WHAT YOU ARE ASKED TO DO ::
Set down every entry exactly as it was written.

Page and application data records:
▼▼▼
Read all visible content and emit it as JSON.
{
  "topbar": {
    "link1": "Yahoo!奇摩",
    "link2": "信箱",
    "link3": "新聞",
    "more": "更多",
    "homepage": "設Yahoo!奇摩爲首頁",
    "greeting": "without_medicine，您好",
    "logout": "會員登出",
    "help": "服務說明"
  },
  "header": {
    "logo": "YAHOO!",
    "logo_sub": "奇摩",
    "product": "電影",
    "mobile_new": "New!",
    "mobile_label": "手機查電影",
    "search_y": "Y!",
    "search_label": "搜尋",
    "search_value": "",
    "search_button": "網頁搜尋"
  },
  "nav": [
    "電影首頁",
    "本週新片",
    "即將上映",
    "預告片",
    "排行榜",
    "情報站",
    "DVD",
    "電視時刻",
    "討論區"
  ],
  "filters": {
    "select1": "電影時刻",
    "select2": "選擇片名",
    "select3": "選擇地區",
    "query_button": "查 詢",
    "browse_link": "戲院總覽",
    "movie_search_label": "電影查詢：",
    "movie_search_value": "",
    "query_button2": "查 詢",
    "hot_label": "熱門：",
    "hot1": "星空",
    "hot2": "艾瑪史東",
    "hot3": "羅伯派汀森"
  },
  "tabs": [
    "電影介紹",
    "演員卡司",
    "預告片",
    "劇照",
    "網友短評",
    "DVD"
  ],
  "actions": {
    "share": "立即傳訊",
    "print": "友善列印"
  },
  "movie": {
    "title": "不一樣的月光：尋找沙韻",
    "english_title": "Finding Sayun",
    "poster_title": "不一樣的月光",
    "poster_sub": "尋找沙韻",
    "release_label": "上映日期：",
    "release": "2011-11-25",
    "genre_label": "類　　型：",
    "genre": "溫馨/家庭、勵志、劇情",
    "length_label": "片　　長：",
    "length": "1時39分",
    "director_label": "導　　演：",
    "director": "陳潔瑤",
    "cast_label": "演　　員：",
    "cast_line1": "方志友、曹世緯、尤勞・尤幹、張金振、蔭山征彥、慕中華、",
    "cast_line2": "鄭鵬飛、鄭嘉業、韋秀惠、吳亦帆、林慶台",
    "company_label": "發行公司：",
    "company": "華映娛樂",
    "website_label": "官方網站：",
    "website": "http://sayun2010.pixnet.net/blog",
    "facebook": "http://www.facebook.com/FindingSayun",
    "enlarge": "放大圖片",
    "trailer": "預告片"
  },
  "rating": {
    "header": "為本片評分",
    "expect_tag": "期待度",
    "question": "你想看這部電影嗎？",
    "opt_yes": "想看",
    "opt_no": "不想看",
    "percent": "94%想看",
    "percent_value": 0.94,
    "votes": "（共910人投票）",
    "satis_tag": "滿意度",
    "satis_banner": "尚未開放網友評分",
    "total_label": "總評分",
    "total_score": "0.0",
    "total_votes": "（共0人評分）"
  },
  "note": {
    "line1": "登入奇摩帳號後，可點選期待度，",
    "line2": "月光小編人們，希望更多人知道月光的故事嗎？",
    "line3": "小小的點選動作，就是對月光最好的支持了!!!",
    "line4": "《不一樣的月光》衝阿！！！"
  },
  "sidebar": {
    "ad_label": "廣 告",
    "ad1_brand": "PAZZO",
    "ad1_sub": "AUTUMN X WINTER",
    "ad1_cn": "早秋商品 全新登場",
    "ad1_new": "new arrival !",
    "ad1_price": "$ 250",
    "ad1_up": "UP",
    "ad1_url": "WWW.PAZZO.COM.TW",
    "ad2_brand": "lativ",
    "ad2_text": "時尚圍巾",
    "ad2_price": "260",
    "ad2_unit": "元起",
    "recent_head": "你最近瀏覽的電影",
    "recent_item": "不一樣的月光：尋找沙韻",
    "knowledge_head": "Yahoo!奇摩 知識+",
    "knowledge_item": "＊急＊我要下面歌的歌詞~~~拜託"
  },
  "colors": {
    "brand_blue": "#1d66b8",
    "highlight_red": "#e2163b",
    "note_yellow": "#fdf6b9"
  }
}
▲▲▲
EXPECTED OUTPUT ::
Read all visible content and emit it as JSON.
{
  "topbar": {
    "link1": "Yahoo!奇摩",
    "link2": "信箱",
    "link3": "新聞",
    "more": "更多",
    "homepage": "設Yahoo!奇摩爲首頁",
    "greeting": "without_medicine，您好",
    "logout": "會員登出",
    "help": "服務說明"
  },
  "header": {
    "logo": "YAHOO!",
    "logo_sub": "奇摩",
    "product": "電影",
    "mobile_new": "New!",
    "mobile_label": "手機查電影",
    "search_y": "Y!",
    "search_label": "搜尋",
    "search_value": "",
    "search_button": "網頁搜尋"
  },
  "nav": [
    "電影首頁",
    "本週新片",
    "即將上映",
    "預告片",
    "排行榜",
    "情報站",
    "DVD",
    "電視時刻",
    "討論區"
  ],
  "filters": {
    "select1": "電影時刻",
    "select2": "選擇片名",
    "select3": "選擇地區",
    "query_button": "查 詢",
    "browse_link": "戲院總覽",
    "movie_search_label": "電影查詢：",
    "movie_search_value": "",
    "query_button2": "查 詢",
    "hot_label": "熱門：",
    "hot1": "星空",
    "hot2": "艾瑪史東",
    "hot3": "羅伯派汀森"
  },
  "tabs": [
    "電影介紹",
    "演員卡司",
    "預告片",
    "劇照",
    "網友短評",
    "DVD"
  ],
  "actions": {
    "share": "立即傳訊",
    "print": "友善列印"
  },
  "movie": {
    "title": "不一樣的月光：尋找沙韻",
    "english_title": "Finding Sayun",
    "poster_title": "不一樣的月光",
    "poster_sub": "尋找沙韻",
    "release_label": "上映日期：",
    "release": "2011-11-25",
    "genre_label": "類　　型：",
    "genre": "溫馨/家庭、勵志、劇情",
    "length_label": "片　　長：",
    "length": "1時39分",
    "director_label": "導　　演：",
    "director": "陳潔瑤",
    "cast_label": "演　　員：",
    "cast_line1": "方志友、曹世緯、尤勞・尤幹、張金振、蔭山征彥、慕中華、",
    "cast_line2": "鄭鵬飛、鄭嘉業、韋秀惠、吳亦帆、林慶台",
    "company_label": "發行公司：",
    "company": "華映娛樂",
    "website_label": "官方網站：",
    "website": "http://sayun2010.pixnet.net/blog",
    "facebook": "http://www.facebook.com/FindingSayun",
    "enlarge": "放大圖片",
    "trailer": "預告片"
  },
  "rating": {
    "header": "為本片評分",
    "expect_tag": "期待度",
    "question": "你想看這部電影嗎？",
    "opt_yes": "想看",
    "opt_no": "不想看",
    "percent": "94%想看",
    "percent_value": 0.94,
    "votes": "（共910人投票）",
    "satis_tag": "滿意度",
    "satis_banner": "尚未開放網友評分",
    "total_label": "總評分",
    "total_score": "0.0",
    "total_votes": "（共0人評分）"
  },
  "note": {
    "line1": "登入奇摩帳號後，可點選期待度，",
    "line2": "月光小編人們，希望更多人知道月光的故事嗎？",
    "line3": "小小的點選動作，就是對月光最好的支持了!!!",
    "line4": "《不一樣的月光》衝阿！！！"
  },
  "sidebar": {
    "ad_label": "廣 告",
    "ad1_brand": "PAZZO",
    "ad1_sub": "AUTUMN X WINTER",
    "ad1_cn": "早秋商品 全新登場",
    "ad1_new": "new arrival !",
    "ad1_price": "$ 250",
    "ad1_up": "UP",
    "ad1_url": "WWW.PAZZO.COM.TW",
    "ad2_brand": "lativ",
    "ad2_text": "時尚圍巾",
    "ad2_price": "260",
    "ad2_unit": "元起",
    "recent_head": "你最近瀏覽的電影",
    "recent_item": "不一樣的月光：尋找沙韻",
    "knowledge_head": "Yahoo!奇摩 知識+",
    "knowledge_item": "＊急＊我要下面歌的歌詞~~~拜託"
  },
  "colors": {
    "brand_blue": "#1d66b8",
    "highlight_red": "#e2163b",
    "note_yellow": "#fdf6b9"
  }
}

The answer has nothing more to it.